● **Aim of the task**: Go through the entries below. Copy out every line that contains "username".

Start of Data records

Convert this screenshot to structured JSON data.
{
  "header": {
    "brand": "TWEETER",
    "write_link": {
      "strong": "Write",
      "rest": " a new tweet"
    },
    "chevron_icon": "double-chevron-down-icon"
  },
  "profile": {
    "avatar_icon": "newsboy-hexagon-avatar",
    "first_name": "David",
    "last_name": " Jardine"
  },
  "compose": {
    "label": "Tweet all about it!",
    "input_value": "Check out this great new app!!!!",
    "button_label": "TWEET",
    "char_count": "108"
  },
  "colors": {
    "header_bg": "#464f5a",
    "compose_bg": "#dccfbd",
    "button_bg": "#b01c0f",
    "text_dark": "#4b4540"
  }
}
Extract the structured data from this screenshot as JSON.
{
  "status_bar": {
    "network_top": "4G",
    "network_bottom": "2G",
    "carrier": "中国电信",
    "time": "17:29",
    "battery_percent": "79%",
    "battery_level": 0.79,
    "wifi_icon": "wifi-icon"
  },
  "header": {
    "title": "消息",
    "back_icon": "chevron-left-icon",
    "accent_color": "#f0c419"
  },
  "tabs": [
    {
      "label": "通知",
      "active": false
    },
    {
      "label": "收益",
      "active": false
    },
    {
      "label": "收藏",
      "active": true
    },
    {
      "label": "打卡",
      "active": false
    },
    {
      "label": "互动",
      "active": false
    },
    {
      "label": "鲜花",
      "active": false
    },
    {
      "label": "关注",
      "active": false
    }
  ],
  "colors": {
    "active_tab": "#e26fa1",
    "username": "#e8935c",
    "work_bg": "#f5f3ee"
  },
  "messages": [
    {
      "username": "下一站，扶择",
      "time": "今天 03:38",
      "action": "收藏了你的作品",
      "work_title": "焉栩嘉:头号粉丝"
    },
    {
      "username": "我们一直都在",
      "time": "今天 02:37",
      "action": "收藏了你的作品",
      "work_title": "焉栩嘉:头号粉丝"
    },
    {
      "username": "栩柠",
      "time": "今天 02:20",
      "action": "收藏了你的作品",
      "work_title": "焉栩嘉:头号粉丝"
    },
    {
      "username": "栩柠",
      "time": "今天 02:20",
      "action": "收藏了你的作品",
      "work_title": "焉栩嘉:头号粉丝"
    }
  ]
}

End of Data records

● **Response area**:
    "username": "#e8935c",
      "username": "下一站，扶择",
      "username": "我们一直都在",
      "username": "栩柠",
      "username": "栩柠",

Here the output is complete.